Newly appointed Natural Resources Minister Amarjeet Sohi says the idea that Ottawa’s $4.5-billion purchase of the Trans Mountain pipeline could be viewed as a national-security risk to the United States is “inconceivable.”
Given the uncertainties about North American trade measures under U.S. President Donald Trump, trade and energy experts this week flagged U.S. State Department rules that the government must be notified when ownership of a cross-border pipeline changes hands.
The Trans Mountain system that Ottawa wants to buy from Kinder Morgan Canada Ltd. includes the Puget Sound pipeline, a 111-kilometre line that can carry as much as 180,000 barrels a day of crude from Alberta to refineries in Washington State. The federal government’s acquisition of the Puget Sound line must be reported both to the U.S. State Department and to the Committee on Foreign Investment in the United States, a group under the U.S. Treasury Department that examines foreign takeovers for national-security implications.
“As we have stated in our dispute with the U.S. on tariffs and on NAFTA, Canada is not a security threat to the United States, and even to think that Canada can be is just inconceivable,” Mr. Sohi said in response to reporters’ question on the U.S. review at an Enoch Cree Nation event west of Edmonton on Friday.
“We are confident that we will get through this normal process to get its approval.”
However, the Trump administration continues to call Canada a national-security threat in justifying its imposition of steep tariffs on Canadian steel. That position is viewed by many as a negotiating tactic on the part of the United States as it seeks a dominant position in talks on a revamped North American free-trade agreement.
U.S. Trade Representative Robert Lighthizer said this week that the tariffs on steel and aluminum would be lifted if Canada, Mexico and the United States agreed to a new NAFTA deal.
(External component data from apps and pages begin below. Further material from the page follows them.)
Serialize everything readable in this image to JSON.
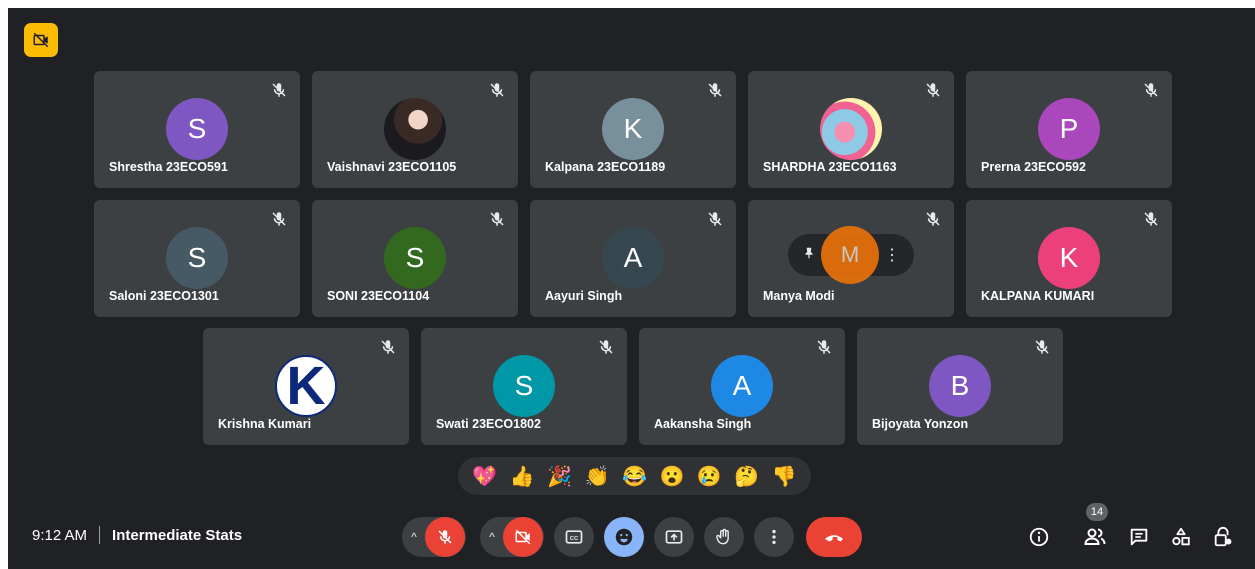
{
  "meeting": {
    "time": "9:12 AM",
    "title": "Intermediate Stats"
  },
  "participants": [
    {
      "name": "Shrestha 23ECO591",
      "initial": "S",
      "color": "#7e57c2",
      "muted": true
    },
    {
      "name": "Vaishnavi 23ECO1105",
      "initial": "",
      "color": "#1b1b1f",
      "muted": true,
      "photo": true
    },
    {
      "name": "Kalpana 23ECO1189",
      "initial": "K",
      "color": "#78909c",
      "muted": true
    },
    {
      "name": "SHARDHA 23ECO1163",
      "initial": "",
      "color": "#f48fb1",
      "muted": true,
      "photo": true
    },
    {
      "name": "Prerna 23ECO592",
      "initial": "P",
      "color": "#ab47bc",
      "muted": true
    },
    {
      "name": "Saloni 23ECO1301",
      "initial": "S",
      "color": "#455a64",
      "muted": true
    },
    {
      "name": "SONI 23ECO1104",
      "initial": "S",
      "color": "#33691e",
      "muted": true
    },
    {
      "name": "Aayuri Singh",
      "initial": "A",
      "color": "#37474f",
      "muted": true
    },
    {
      "name": "Manya Modi",
      "initial": "M",
      "color": "#ef6c00",
      "muted": true,
      "hovered": true
    },
    {
      "name": "KALPANA KUMARI",
      "initial": "K",
      "color": "#ec407a",
      "muted": true
    },
    {
      "name": "Krishna Kumari",
      "initial": "K",
      "color": "#ffffff",
      "muted": true,
      "logo": true
    },
    {
      "name": "Swati 23ECO1802",
      "initial": "S",
      "color": "#0097a7",
      "muted": true
    },
    {
      "name": "Aakansha Singh",
      "initial": "A",
      "color": "#1e88e5",
      "muted": true
    },
    {
      "name": "Bijoyata Yonzon",
      "initial": "B",
      "color": "#7e57c2",
      "muted": true
    }
  ],
  "reactions": [
    "💖",
    "👍",
    "🎉",
    "👏",
    "😂",
    "😮",
    "😢",
    "🤔",
    "👎"
  ],
  "people_count": "14",
  "controls": {
    "mic_state": "off",
    "camera_state": "off"
  },
  "icons": {
    "camera_off_badge": "camera-off-icon",
    "muted": "mic-off-icon",
    "pin": "pin-icon",
    "more": "more-vert-icon"
  }
}
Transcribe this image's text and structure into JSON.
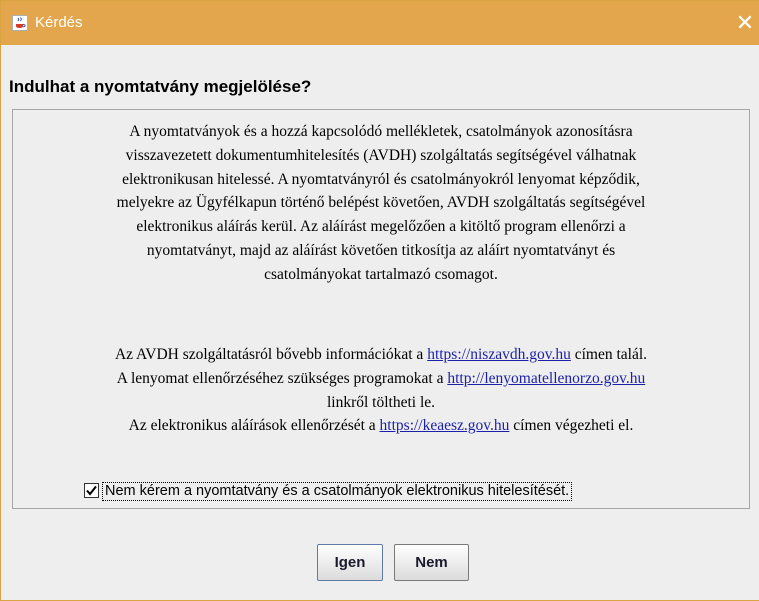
{
  "window": {
    "title": "Kérdés",
    "title_icon": "java-cup-icon",
    "close_glyph": "✕",
    "colors": {
      "titlebar": "#e3a64c",
      "link": "#1c1fa8",
      "background": "#eeeeee"
    }
  },
  "dialog": {
    "question": "Indulhat a nyomtatvány megjelölése?",
    "paragraph1_lines": [
      "A nyomtatványok és a hozzá kapcsolódó mellékletek, csatolmányok azonosításra",
      "visszavezetett dokumentumhitelesítés (AVDH) szolgáltatás segítségével válhatnak",
      "elektronikusan hitelessé. A nyomtatványról és csatolmányokról lenyomat képződik,",
      "melyekre az Ügyfélkapun történő belépést követően, AVDH szolgáltatás segítségével",
      "elektronikus aláírás kerül. Az aláírást megelőzően a kitöltő program ellenőrzi a",
      "nyomtatványt, majd az aláírást követően titkosítja az aláírt nyomtatványt és",
      "csatolmányokat tartalmazó csomagot."
    ],
    "info": {
      "line1_before": "Az AVDH szolgáltatásról bővebb információkat a",
      "line1_link": "https://niszavdh.gov.hu",
      "line1_after": "címen talál.",
      "line2_before": "A lenyomat ellenőrzéséhez szükséges programokat a",
      "line2_link": "http://lenyomatellenorzo.gov.hu",
      "line3": "linkről töltheti le.",
      "line4_before": "Az elektronikus aláírások ellenőrzését a",
      "line4_link": "https://keaesz.gov.hu",
      "line4_after": "címen végezheti el."
    },
    "checkbox": {
      "checked": true,
      "label": "Nem kérem a nyomtatvány és a csatolmányok elektronikus hitelesítését."
    },
    "buttons": {
      "yes": "Igen",
      "no": "Nem"
    }
  }
}
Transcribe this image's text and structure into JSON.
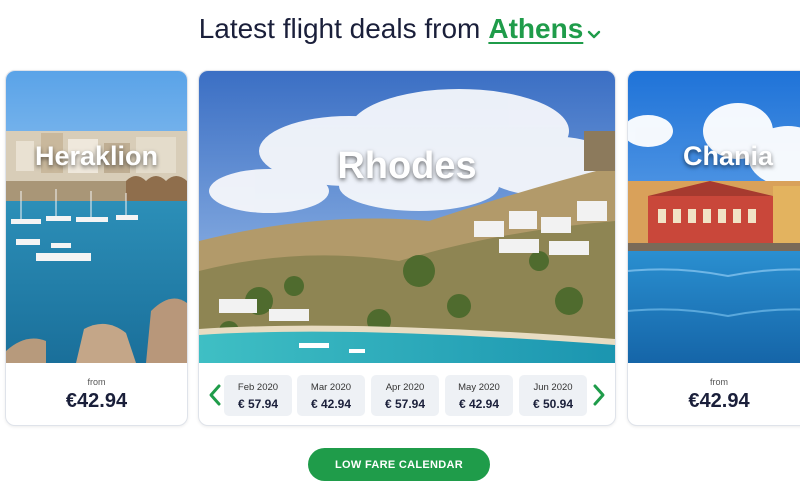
{
  "headline": {
    "prefix": "Latest flight deals from",
    "city": "Athens"
  },
  "cards": {
    "heraklion": {
      "city": "Heraklion",
      "from_label": "from",
      "price": "€42.94"
    },
    "rhodes": {
      "city": "Rhodes",
      "months": [
        {
          "label": "Feb 2020",
          "price": "€ 57.94"
        },
        {
          "label": "Mar 2020",
          "price": "€ 42.94"
        },
        {
          "label": "Apr 2020",
          "price": "€ 57.94"
        },
        {
          "label": "May 2020",
          "price": "€ 42.94"
        },
        {
          "label": "Jun 2020",
          "price": "€ 50.94"
        }
      ]
    },
    "chania": {
      "city": "Chania",
      "from_label": "from",
      "price": "€42.94"
    }
  },
  "cta": {
    "label": "LOW FARE CALENDAR"
  },
  "colors": {
    "accent_green": "#1f9c4a",
    "text_dark": "#1a1f3a",
    "tile_bg": "#eef1f5"
  },
  "icons": {
    "city_dropdown": "chevron-down-icon",
    "prev": "chevron-left-icon",
    "next": "chevron-right-icon"
  }
}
Given this trade climate, there are fears that the American review for the Trans Mountain sale could also be used to give the United States leverage in trade talks.
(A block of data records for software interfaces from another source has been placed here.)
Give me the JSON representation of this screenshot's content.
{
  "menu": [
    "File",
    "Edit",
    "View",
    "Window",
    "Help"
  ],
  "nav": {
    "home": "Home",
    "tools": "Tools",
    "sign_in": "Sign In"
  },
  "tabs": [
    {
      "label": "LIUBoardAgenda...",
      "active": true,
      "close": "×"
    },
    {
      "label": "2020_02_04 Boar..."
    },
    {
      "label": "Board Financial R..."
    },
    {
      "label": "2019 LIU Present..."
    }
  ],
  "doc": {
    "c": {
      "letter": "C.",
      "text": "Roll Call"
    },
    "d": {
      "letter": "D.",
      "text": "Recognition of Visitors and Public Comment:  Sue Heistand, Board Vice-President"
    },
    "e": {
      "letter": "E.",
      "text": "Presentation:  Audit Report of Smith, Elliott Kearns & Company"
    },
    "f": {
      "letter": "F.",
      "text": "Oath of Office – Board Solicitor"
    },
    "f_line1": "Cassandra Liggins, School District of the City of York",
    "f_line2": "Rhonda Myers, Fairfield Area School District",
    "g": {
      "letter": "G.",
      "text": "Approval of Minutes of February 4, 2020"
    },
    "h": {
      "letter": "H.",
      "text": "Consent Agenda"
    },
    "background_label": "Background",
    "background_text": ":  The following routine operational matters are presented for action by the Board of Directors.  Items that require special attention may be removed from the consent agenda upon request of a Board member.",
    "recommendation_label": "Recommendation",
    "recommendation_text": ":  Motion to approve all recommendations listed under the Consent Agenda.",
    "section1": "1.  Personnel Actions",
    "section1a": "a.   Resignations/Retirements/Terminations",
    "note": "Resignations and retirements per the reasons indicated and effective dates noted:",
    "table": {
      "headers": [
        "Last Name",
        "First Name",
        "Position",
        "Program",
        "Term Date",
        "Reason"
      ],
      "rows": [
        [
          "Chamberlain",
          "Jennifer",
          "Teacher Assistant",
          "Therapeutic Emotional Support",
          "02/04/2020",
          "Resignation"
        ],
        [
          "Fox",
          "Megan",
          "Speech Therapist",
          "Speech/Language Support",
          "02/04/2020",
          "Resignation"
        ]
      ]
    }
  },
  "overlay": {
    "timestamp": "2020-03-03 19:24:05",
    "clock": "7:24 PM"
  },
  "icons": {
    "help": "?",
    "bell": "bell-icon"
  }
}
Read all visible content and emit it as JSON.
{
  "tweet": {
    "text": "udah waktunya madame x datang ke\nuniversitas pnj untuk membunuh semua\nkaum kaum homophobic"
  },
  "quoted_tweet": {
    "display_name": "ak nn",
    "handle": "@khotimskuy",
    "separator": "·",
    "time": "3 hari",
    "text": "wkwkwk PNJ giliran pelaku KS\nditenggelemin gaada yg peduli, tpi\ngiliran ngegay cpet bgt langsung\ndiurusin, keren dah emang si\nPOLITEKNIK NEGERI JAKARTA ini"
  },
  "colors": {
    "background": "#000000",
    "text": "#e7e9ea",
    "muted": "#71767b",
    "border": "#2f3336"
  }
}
But Mr. Sohi, along with Alberta Premier Rachel Notley and Kinder Morgan Canada president Ian Anderson, all indicated on Friday that they don’t anticipate any surprises in the continuing U.S. review process.
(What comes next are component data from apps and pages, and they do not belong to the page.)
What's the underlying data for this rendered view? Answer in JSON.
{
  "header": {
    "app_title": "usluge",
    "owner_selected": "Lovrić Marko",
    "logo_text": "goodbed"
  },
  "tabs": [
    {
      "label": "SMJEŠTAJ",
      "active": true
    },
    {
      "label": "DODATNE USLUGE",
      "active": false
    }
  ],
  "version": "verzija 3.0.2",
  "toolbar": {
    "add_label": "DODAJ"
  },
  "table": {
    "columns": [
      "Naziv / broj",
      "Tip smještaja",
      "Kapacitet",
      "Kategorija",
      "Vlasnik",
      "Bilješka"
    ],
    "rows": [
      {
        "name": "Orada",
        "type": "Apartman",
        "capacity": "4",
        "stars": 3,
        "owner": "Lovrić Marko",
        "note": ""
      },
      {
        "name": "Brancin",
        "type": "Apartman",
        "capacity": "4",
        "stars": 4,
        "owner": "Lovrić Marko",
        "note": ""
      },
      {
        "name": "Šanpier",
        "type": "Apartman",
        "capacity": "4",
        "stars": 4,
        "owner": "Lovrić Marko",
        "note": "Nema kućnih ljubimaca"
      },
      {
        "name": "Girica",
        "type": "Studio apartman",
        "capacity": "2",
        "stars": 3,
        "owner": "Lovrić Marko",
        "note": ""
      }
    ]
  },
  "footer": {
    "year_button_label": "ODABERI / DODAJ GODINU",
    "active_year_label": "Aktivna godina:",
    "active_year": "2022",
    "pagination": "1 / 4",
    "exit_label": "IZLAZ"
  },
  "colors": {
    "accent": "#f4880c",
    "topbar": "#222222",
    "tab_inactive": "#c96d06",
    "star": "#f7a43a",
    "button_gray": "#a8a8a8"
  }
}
The politicians joined Enoch Cree Nation Chief Bill Morin in a special ceremony on Friday to open a site that will store materials, including 40 kilometres of pipe, for the Trans Mountain expansion project.
While Ms. Notley had earlier this month said project construction will begin in July, it now looks like the start date will be in August.
At the same news conference on Friday, Mr. Anderson said actual construction on the pipeline will begin in Alberta on Aug. 25, and in the North Thompson region of British Columbia about a month after that. The work this year will be focused on preparing the right of way, which also includes surveying for traditional Indigenous medicines and artifacts along the route. Actual pipe will be put in the ground in January and February.
Facing intense environmental and political opposition to the expansion project, Kinder Morgan’s U.S. parent company threatened early this year to walk away from the project. The firm’s ultimatum pushed Ottawa to agree to purchase the existing Trans Mountain pipeline and the expansion project.
The federal Liberals, along with Alberta, argue that the project is both safe and in the country’s economic interest. And to make sure Canada’s first major conduit to sell oil in global markets is actually constructed, Ottawa had to take control. However, the project still faces First Nation legal challenges, as well as opposition from the NDP-led government in B.C. that says increased oil-tanker traffic could result in a major spill. Mr. Sohi reiterated on Friday that the government doesn’t want to hold the pipeline asset for long, and is looking for an appropriate buyer.
(At this moment, Kinder Morgan still owns Trans Mountain. Although the federal government has said the $4.5-billion sale would close in August, Mr. Anderson said on Friday that the earliest the deal can close is September − after a shareholders vote on the terms. Completion of the deal could be pushed as far as October).
Mr. Morin suggested that his First Nation would be interested in joining other Indigenous leaders who want to make a direct investment in the pipeline expansion project. Chief Jim Boucher of the Fort McKay First Nation in northern Alberta – whose lands are surrounded by oil-sands projects – is one of the leaders working to build support for investment by Alberta and B.C. Indigenous communities.
“Ownership, you know, that’s not for today,” Mr. Morin said on Friday. “But definitely I do support First Nations’ ownership of this pipeline.”